Since 2017, we have been asking children and young people (age 4 – 18 years old) who are looked after to complete online surveys on how they feel their lives are going. Currently, there is no national collection of children and young people’s views on their wellbeing. National measures tend to focus on negatives and do not tell us whether children feel they are being enabled to flourish in care. The surveys were designed with and by children and ask about four areas: relationships, rights, resilience and recovery. Surveys are commissioned by local authorities to help them hear what children in their care have to say about their experiences. The surveys form part of the Bright Spots programme delivered by Coram Voice, which encourages local authorities to respond with a pledge to their children on practice and policy improvements.

A striking finding from the analysis of more than 6,000 surveys has been the number of children and young people who feel the reason why they are in care has not been explained. About half of children (4-7years old) a third of children (8-10 year old) and 20% of children and young people (11-18 years old) wanted more information and for an adult to explain. Children in stable placements were more likely to be satisfied with the extent of their knowledge.  Not understanding (especially for girls) was associated with very low well-being and feeling unsettled in placement. It was surprising that length of time in care and contact with parents did not contribute to greater understanding. Children wrote many poignant comments about how they felt about lacking knowledge.  Children wrote:

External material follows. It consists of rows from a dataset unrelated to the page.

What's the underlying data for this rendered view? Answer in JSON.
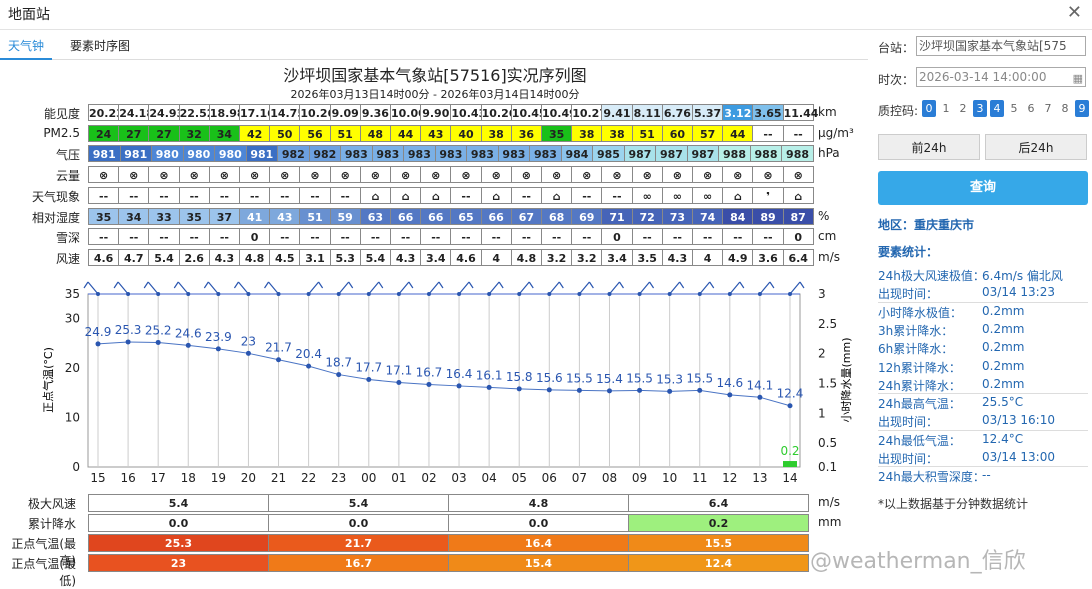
{
  "window": {
    "title": "地面站"
  },
  "tabs": [
    "天气钟",
    "要素时序图"
  ],
  "title": "沙坪坝国家基本气象站[57516]实况序列图",
  "subtitle": "2026年03月13日14时00分 - 2026年03月14日14时00分",
  "rows": [
    {
      "label": "能见度",
      "unit": "km",
      "values": [
        "20.23",
        "24.18",
        "24.93",
        "22.52",
        "18.98",
        "17.16",
        "14.75",
        "10.26",
        "9.09",
        "9.36",
        "10.00",
        "9.90",
        "10.43",
        "10.26",
        "10.45",
        "10.49",
        "10.27",
        "9.41",
        "8.11",
        "6.76",
        "5.37",
        "3.12",
        "3.65",
        "11.44"
      ],
      "colors": [
        "#fff",
        "#fff",
        "#fff",
        "#fff",
        "#fff",
        "#fff",
        "#fff",
        "#fff",
        "#fff",
        "#fff",
        "#fff",
        "#fff",
        "#fff",
        "#fff",
        "#fff",
        "#fff",
        "#fff",
        "#d8ecf8",
        "#d8ecf8",
        "#d8ecf8",
        "#d8ecf8",
        "#3d9be0",
        "#7fc0ec",
        "#fff"
      ]
    },
    {
      "label": "PM2.5",
      "unit": "μg/m³",
      "values": [
        "24",
        "27",
        "27",
        "32",
        "34",
        "42",
        "50",
        "56",
        "51",
        "48",
        "44",
        "43",
        "40",
        "38",
        "36",
        "35",
        "38",
        "38",
        "51",
        "60",
        "57",
        "44",
        "--",
        "--"
      ],
      "colors": [
        "#19c019",
        "#19c019",
        "#19c019",
        "#19c019",
        "#19c019",
        "#ffff00",
        "#ffff00",
        "#ffff00",
        "#ffff00",
        "#ffff00",
        "#ffff00",
        "#ffff00",
        "#ffff00",
        "#ffff00",
        "#ffff00",
        "#19c019",
        "#ffff00",
        "#ffff00",
        "#ffff00",
        "#ffff00",
        "#ffff00",
        "#ffff00",
        "#fff",
        "#fff"
      ]
    },
    {
      "label": "气压",
      "unit": "hPa",
      "values": [
        "981",
        "981",
        "980",
        "980",
        "980",
        "981",
        "982",
        "982",
        "983",
        "983",
        "983",
        "983",
        "983",
        "983",
        "983",
        "984",
        "985",
        "987",
        "987",
        "987",
        "988",
        "988",
        "988"
      ],
      "colors": [
        "#3b6fc4",
        "#3b6fc4",
        "#4d86d6",
        "#4d86d6",
        "#4d86d6",
        "#3b6fc4",
        "#6ca0e0",
        "#6ca0e0",
        "#7ab0e6",
        "#7ab0e6",
        "#7ab0e6",
        "#7ab0e6",
        "#7ab0e6",
        "#7ab0e6",
        "#7ab0e6",
        "#8cc4ec",
        "#9cd4ee",
        "#a8e2ea",
        "#a8e2ea",
        "#a8e2ea",
        "#b8efe8",
        "#b8efe8",
        "#b8efe8"
      ]
    },
    {
      "label": "云量",
      "unit": "",
      "values": [
        "⊗",
        "⊗",
        "⊗",
        "⊗",
        "⊗",
        "⊗",
        "⊗",
        "⊗",
        "⊗",
        "⊗",
        "⊗",
        "⊗",
        "⊗",
        "⊗",
        "⊗",
        "⊗",
        "⊗",
        "⊗",
        "⊗",
        "⊗",
        "⊗",
        "⊗",
        "⊗",
        "⊗"
      ]
    },
    {
      "label": "天气现象",
      "unit": "",
      "values": [
        "--",
        "--",
        "--",
        "--",
        "--",
        "--",
        "--",
        "--",
        "--",
        "⌂",
        "⌂",
        "⌂",
        "--",
        "⌂",
        "--",
        "⌂",
        "--",
        "--",
        "∞",
        "∞",
        "∞",
        "⌂",
        "❜",
        "⌂"
      ]
    },
    {
      "label": "相对湿度",
      "unit": "%",
      "values": [
        "35",
        "34",
        "33",
        "35",
        "37",
        "41",
        "43",
        "51",
        "59",
        "63",
        "66",
        "66",
        "65",
        "66",
        "67",
        "68",
        "69",
        "71",
        "72",
        "73",
        "74",
        "84",
        "89",
        "87"
      ],
      "colors": [
        "#9cc4ec",
        "#9cc4ec",
        "#9cc4ec",
        "#9cc4ec",
        "#9cc4ec",
        "#7ea8dc",
        "#7ea8dc",
        "#6890d0",
        "#6890d0",
        "#5478c4",
        "#5478c4",
        "#5478c4",
        "#5478c4",
        "#5478c4",
        "#5478c4",
        "#5478c4",
        "#5478c4",
        "#4664b8",
        "#4664b8",
        "#4664b8",
        "#4664b8",
        "#3a4ea8",
        "#3a4ea8",
        "#3a4ea8"
      ]
    },
    {
      "label": "雪深",
      "unit": "cm",
      "values": [
        "--",
        "--",
        "--",
        "--",
        "--",
        "0",
        "--",
        "--",
        "--",
        "--",
        "--",
        "--",
        "--",
        "--",
        "--",
        "--",
        "--",
        "0",
        "--",
        "--",
        "--",
        "--",
        "--",
        "0"
      ]
    },
    {
      "label": "风速",
      "unit": "m/s",
      "values": [
        "4.6",
        "4.7",
        "5.4",
        "2.6",
        "4.3",
        "4.8",
        "4.5",
        "3.1",
        "5.3",
        "5.4",
        "4.3",
        "3.4",
        "4.6",
        "4",
        "4.8",
        "3.2",
        "3.2",
        "3.4",
        "3.5",
        "4.3",
        "4",
        "4.9",
        "3.6",
        "6.4"
      ]
    }
  ],
  "chart_data": {
    "type": "line",
    "x": [
      "15",
      "16",
      "17",
      "18",
      "19",
      "20",
      "21",
      "22",
      "23",
      "00",
      "01",
      "02",
      "03",
      "04",
      "05",
      "06",
      "07",
      "08",
      "09",
      "10",
      "11",
      "12",
      "13",
      "14"
    ],
    "series": [
      {
        "values": [
          24.9,
          25.3,
          25.2,
          24.6,
          23.9,
          23,
          21.7,
          20.4,
          18.7,
          17.7,
          17.1,
          16.7,
          16.4,
          16.1,
          15.8,
          15.6,
          15.5,
          15.4,
          15.5,
          15.3,
          15.5,
          14.6,
          14.1,
          12.4
        ]
      }
    ],
    "precip": {
      "x": "14",
      "value": 0.2
    },
    "ylabel_left": "正点气温(°C)",
    "ylabel_right": "小时降水量(mm)",
    "yticks_left": [
      "0",
      "10",
      "20",
      "30",
      "35"
    ],
    "yticks_right": [
      "0.1",
      "0.5",
      "1",
      "1.5",
      "2",
      "2.5",
      "3"
    ],
    "ylim": [
      0,
      35
    ]
  },
  "bottom": {
    "rows": [
      {
        "label": "极大风速",
        "unit": "m/s",
        "values": [
          "5.4",
          "5.4",
          "4.8",
          "6.4"
        ]
      },
      {
        "label": "累计降水",
        "unit": "mm",
        "values": [
          "0.0",
          "0.0",
          "0.0",
          "0.2"
        ]
      },
      {
        "label": "正点气温(最高)",
        "unit": "",
        "values": [
          "25.3",
          "21.7",
          "16.4",
          "15.5"
        ]
      },
      {
        "label": "正点气温(最低)",
        "unit": "",
        "values": [
          "23",
          "16.7",
          "15.4",
          "12.4"
        ]
      }
    ]
  },
  "sidebar": {
    "station_label": "台站：",
    "station_value": "沙坪坝国家基本气象站[575",
    "time_label": "时次：",
    "time_value": "2026-03-14 14:00:00",
    "qc_label": "质控码:",
    "qc": [
      "0",
      "1",
      "2",
      "3",
      "4",
      "5",
      "6",
      "7",
      "8",
      "9"
    ],
    "prev": "前24h",
    "next": "后24h",
    "query": "查询",
    "region": "地区：重庆重庆市",
    "stats_title": "要素统计：",
    "stats": [
      [
        "24h极大风速极值：",
        "6.4m/s 偏北风"
      ],
      [
        "出现时间：",
        "03/14 13:23"
      ],
      [
        "小时降水极值：",
        "0.2mm"
      ],
      [
        "3h累计降水：",
        "0.2mm"
      ],
      [
        "6h累计降水：",
        "0.2mm"
      ],
      [
        "12h累计降水：",
        "0.2mm"
      ],
      [
        "24h累计降水：",
        "0.2mm"
      ],
      [
        "24h最高气温：",
        "25.5°C"
      ],
      [
        "出现时间：",
        "03/13 16:10"
      ],
      [
        "24h最低气温：",
        "12.4°C"
      ],
      [
        "出现时间：",
        "03/14 13:00"
      ],
      [
        "24h最大积雪深度：",
        "--"
      ]
    ],
    "note": "*以上数据基于分钟数据统计"
  },
  "watermark": "@weatherman_信欣"
}
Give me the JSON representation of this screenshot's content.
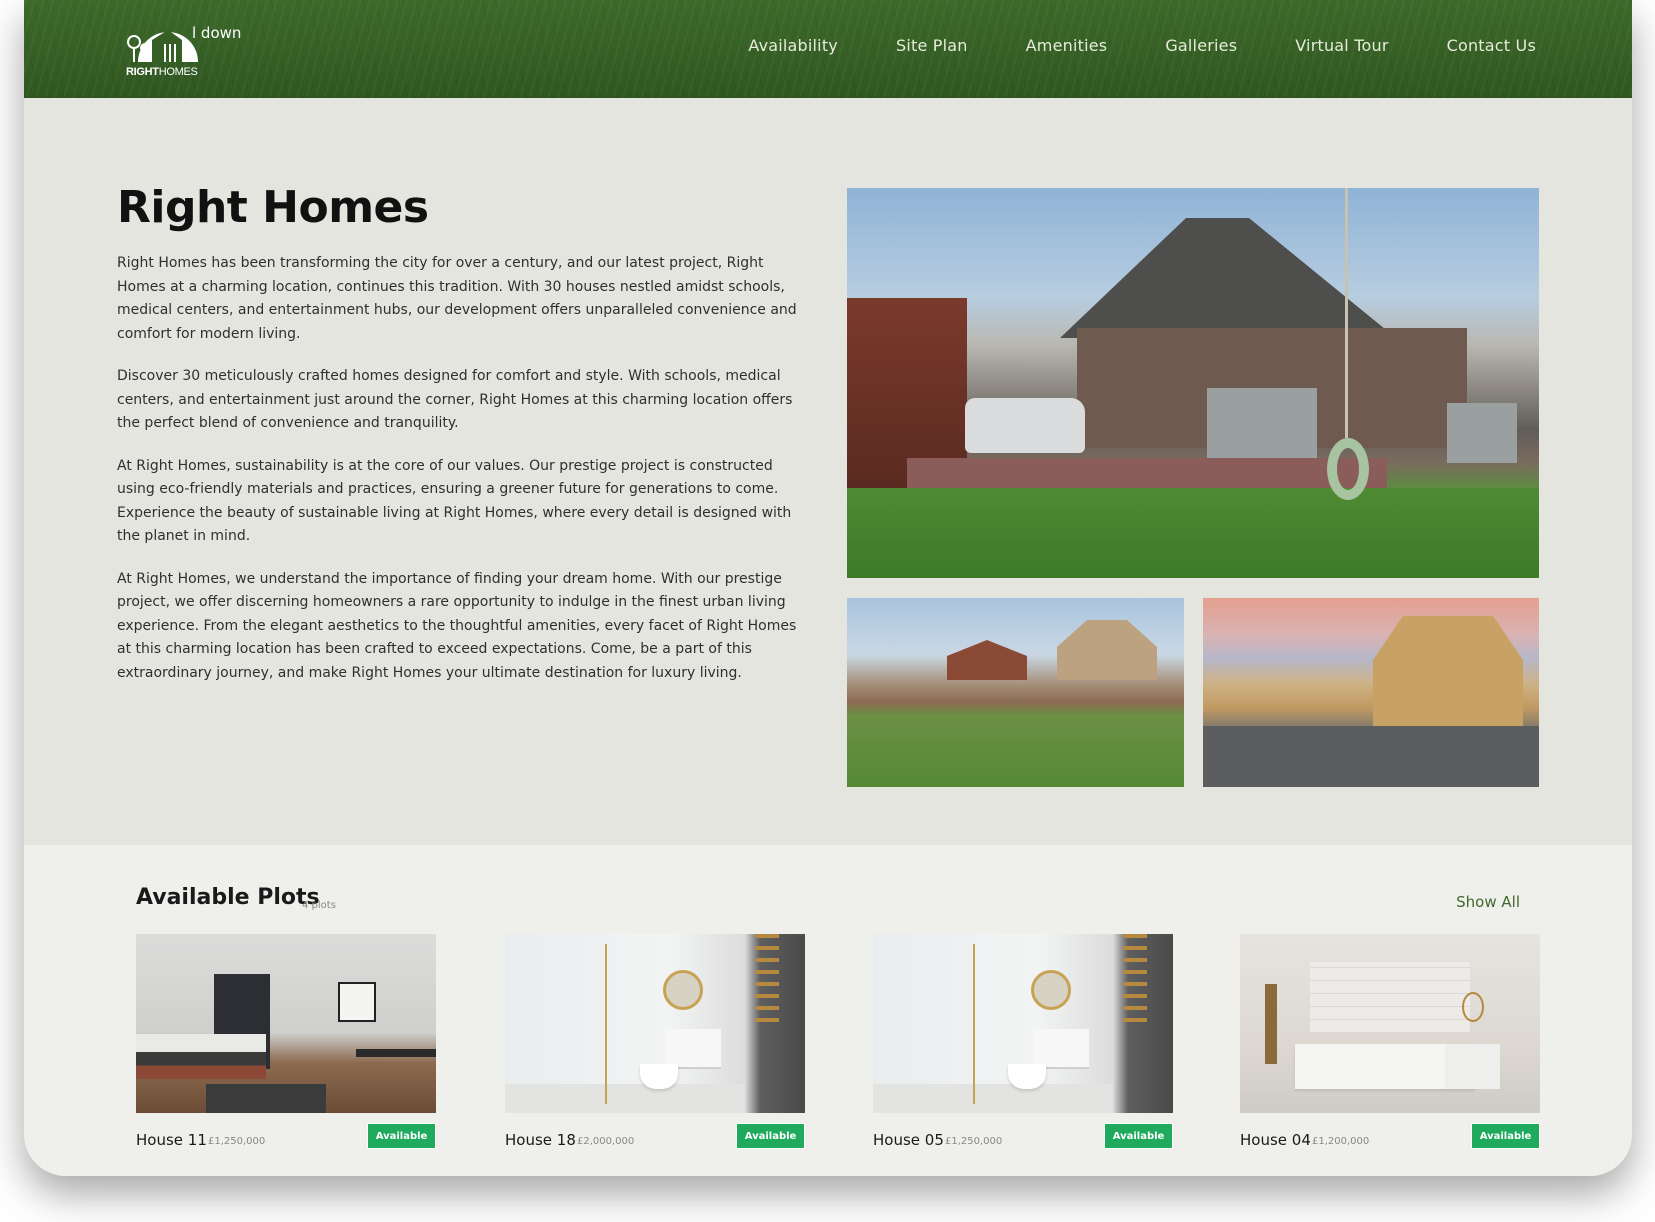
{
  "header": {
    "logo_text_bold": "RIGHT",
    "logo_text_light": "HOMES",
    "scroll_hint": "l down",
    "nav": [
      {
        "label": "Availability"
      },
      {
        "label": "Site Plan"
      },
      {
        "label": "Amenities"
      },
      {
        "label": "Galleries"
      },
      {
        "label": "Virtual Tour"
      },
      {
        "label": "Contact Us"
      }
    ]
  },
  "intro": {
    "title": "Right Homes",
    "paragraphs": [
      "Right Homes has been transforming the city for over a century, and our latest project, Right Homes at a charming location, continues this tradition. With 30 houses nestled amidst schools, medical centers, and entertainment hubs, our development offers unparalleled convenience and comfort for modern living.",
      "Discover 30 meticulously crafted homes designed for comfort and style. With schools, medical centers, and entertainment just around the corner, Right Homes at this charming location offers the perfect blend of convenience and tranquility.",
      "At Right Homes, sustainability is at the core of our values. Our prestige project is constructed using eco-friendly materials and practices, ensuring a greener future for generations to come. Experience the beauty of sustainable living at Right Homes, where every detail is designed with the planet in mind.",
      "At Right Homes, we understand the importance of finding your dream home. With our prestige project, we offer discerning homeowners a rare opportunity to indulge in the finest urban living experience. From the elegant aesthetics to the thoughtful amenities, every facet of Right Homes at this charming location has been crafted to exceed expectations. Come, be a part of this extraordinary journey, and make Right Homes your ultimate destination for luxury living."
    ]
  },
  "plots": {
    "title": "Available Plots",
    "count": "4 plots",
    "show_all": "Show All",
    "items": [
      {
        "name": "House 11",
        "price": "£1,250,000",
        "status": "Available"
      },
      {
        "name": "House 18",
        "price": "£2,000,000",
        "status": "Available"
      },
      {
        "name": "House 05",
        "price": "£1,250,000",
        "status": "Available"
      },
      {
        "name": "House 04",
        "price": "£1,200,000",
        "status": "Available"
      }
    ]
  },
  "colors": {
    "header_green": "#365f25",
    "badge_green": "#1faa5e",
    "link_green": "#3f6a2c"
  }
}
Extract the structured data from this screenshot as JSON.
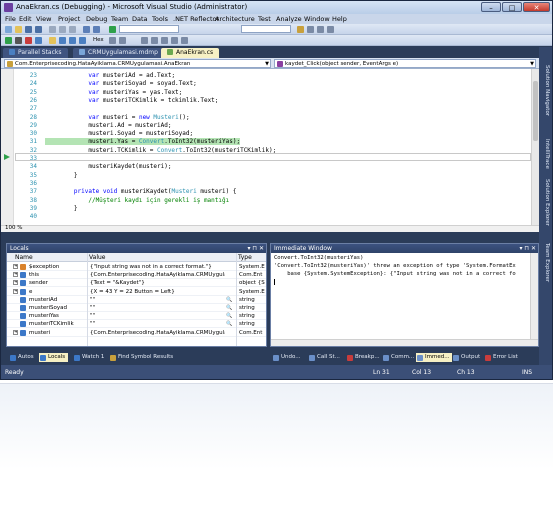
{
  "window": {
    "title": "AnaEkran.cs (Debugging) - Microsoft Visual Studio (Administrator)",
    "min_glyph": "–",
    "max_glyph": "□",
    "close_glyph": "✕"
  },
  "menu": [
    "File",
    "Edit",
    "View",
    "Project",
    "Debug",
    "Team",
    "Data",
    "Tools",
    ".NET Reflector",
    "Architecture",
    "Test",
    "Analyze",
    "Window",
    "Help"
  ],
  "toolbar": {
    "hex_label": "Hex"
  },
  "doc_tabs": [
    {
      "label": "Parallel Stacks",
      "color": "#4a7fc1"
    },
    {
      "label": "CRMUygulamasi.mdmp",
      "color": "#7aa6d8"
    },
    {
      "label": "AnaEkran.cs",
      "color": "#6aa84f"
    }
  ],
  "nav": {
    "class_combo": "Com.Enterprisecoding.HataAyiklama.CRMUygulamasi.AnaEkran",
    "method_combo": "kaydet_Click(object sender, EventArgs e)"
  },
  "side_tabs": [
    "Solution Navigator",
    "IntelliTrace",
    "Solution Explorer",
    "Team Explorer"
  ],
  "editor": {
    "zoom": "100 %",
    "current_line": "31",
    "lines": [
      {
        "num": "23",
        "code": "            var musteriAd = ad.Text;"
      },
      {
        "num": "24",
        "code": "            var musteriSoyad = soyad.Text;"
      },
      {
        "num": "25",
        "code": "            var musteriYas = yas.Text;"
      },
      {
        "num": "26",
        "code": "            var musteriTCKimlik = tckimlik.Text;"
      },
      {
        "num": "27",
        "code": ""
      },
      {
        "num": "28",
        "code": "            var musteri = new Musteri();"
      },
      {
        "num": "29",
        "code": "            musteri.Ad = musteriAd;"
      },
      {
        "num": "30",
        "code": "            musteri.Soyad = musteriSoyad;"
      },
      {
        "num": "31",
        "code": "            musteri.Yas = Convert.ToInt32(musteriYas);"
      },
      {
        "num": "32",
        "code": "            musteri.TCKimlik = Convert.ToInt32(musteriTCKimlik);"
      },
      {
        "num": "33",
        "code": ""
      },
      {
        "num": "34",
        "code": "            musteriKaydet(musteri);"
      },
      {
        "num": "35",
        "code": "        }"
      },
      {
        "num": "36",
        "code": ""
      },
      {
        "num": "37",
        "code": "        private void musteriKaydet(Musteri musteri) {"
      },
      {
        "num": "38",
        "code": "            //Müşteri kaydı için gerekli iş mantığı"
      },
      {
        "num": "39",
        "code": "        }"
      },
      {
        "num": "40",
        "code": ""
      }
    ]
  },
  "locals": {
    "title": "Locals",
    "columns": [
      "Name",
      "Value",
      "Type"
    ],
    "rows": [
      {
        "name": "$exception",
        "value": "{\"Input string was not in a correct format.\"}",
        "type": "System.E",
        "icon": "#d9822b",
        "expand": "+"
      },
      {
        "name": "this",
        "value": "{Com.Enterprisecoding.HataAyiklama.CRMUygulam",
        "type": "Com.Ent",
        "icon": "#3c78c8",
        "expand": "+"
      },
      {
        "name": "sender",
        "value": "{Text = \"&Kaydet\"}",
        "type": "object {S",
        "icon": "#3c78c8",
        "expand": "+"
      },
      {
        "name": "e",
        "value": "{X = 43 Y = 22 Button = Left}",
        "type": "System.E",
        "icon": "#3c78c8",
        "expand": "+"
      },
      {
        "name": "musteriAd",
        "value": "\"\"",
        "type": "string",
        "icon": "#3c78c8",
        "expand": ""
      },
      {
        "name": "musteriSoyad",
        "value": "\"\"",
        "type": "string",
        "icon": "#3c78c8",
        "expand": ""
      },
      {
        "name": "musteriYas",
        "value": "\"\"",
        "type": "string",
        "icon": "#3c78c8",
        "expand": ""
      },
      {
        "name": "musteriTCKimlik",
        "value": "\"\"",
        "type": "string",
        "icon": "#3c78c8",
        "expand": ""
      },
      {
        "name": "musteri",
        "value": "{Com.Enterprisecoding.HataAyiklama.CRMUygulam",
        "type": "Com.Ent",
        "icon": "#3c78c8",
        "expand": "+"
      }
    ]
  },
  "immediate": {
    "title": "Immediate Window",
    "lines": [
      "Convert.ToInt32(musteriYas)",
      "'Convert.ToInt32(musteriYas)' threw an exception of type 'System.FormatEx",
      "    base {System.SystemException}: {\"Input string was not in a correct fo"
    ]
  },
  "bottom_tabs_left": [
    {
      "label": "Autos",
      "color": "#3c78c8"
    },
    {
      "label": "Locals",
      "color": "#3c78c8",
      "active": true
    },
    {
      "label": "Watch 1",
      "color": "#3c78c8"
    },
    {
      "label": "Find Symbol Results",
      "color": "#c8a03c"
    }
  ],
  "bottom_tabs_right": [
    {
      "label": "Undo...",
      "color": "#6a8fc8"
    },
    {
      "label": "Call St...",
      "color": "#6a8fc8"
    },
    {
      "label": "Breakp...",
      "color": "#c83c3c"
    },
    {
      "label": "Comm...",
      "color": "#6a8fc8"
    },
    {
      "label": "Immed...",
      "color": "#6a8fc8",
      "active": true
    },
    {
      "label": "Output",
      "color": "#6a8fc8"
    },
    {
      "label": "Error List",
      "color": "#c83c3c"
    }
  ],
  "status": {
    "ready": "Ready",
    "ln": "Ln 31",
    "col": "Col 13",
    "ch": "Ch 13",
    "ins": "INS"
  },
  "colors": {
    "accent": "#2b3c59",
    "active_tab": "#f6f0c4",
    "highlight_line": "#b4e4b4"
  }
}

They call it life story work …but they don’t really do it. I have a memory box, but I want information and facts …. To know more about how I came into care. I think I should have been told years ago. (11-18 years old)

‘Why do people not tell me the whole truth [about] not being able to talk to my birth mother?’ (8-10 years old)

If I knew why I had a social worker, I would understand more (4-7 years old)

Children and young people asked for carers and professionals to be honest and open, not to delay or avoid, and to talk about their histories and families when they wanted to know more. As a result of the survey findings some local authorities have introduced specific training for social workers on talking with young children, finding the right words, while others have added a question into every review asking if the child would like to know anything more.

Julie Selwyn – Professor of Education and Adoption, CBE, The Rees Centre, Department of Education, University of Oxford,

For more information on this study see: Staines, Jo and Selwyn, Julie. 2020. ‘I wish someone would explain why I am in care’: The impact of children and young people’s lack of understanding of why they are in out-of-home care on their well-being and felt security. Child & Family Social Work  Visit practice examples and messages from children in care and care leavers.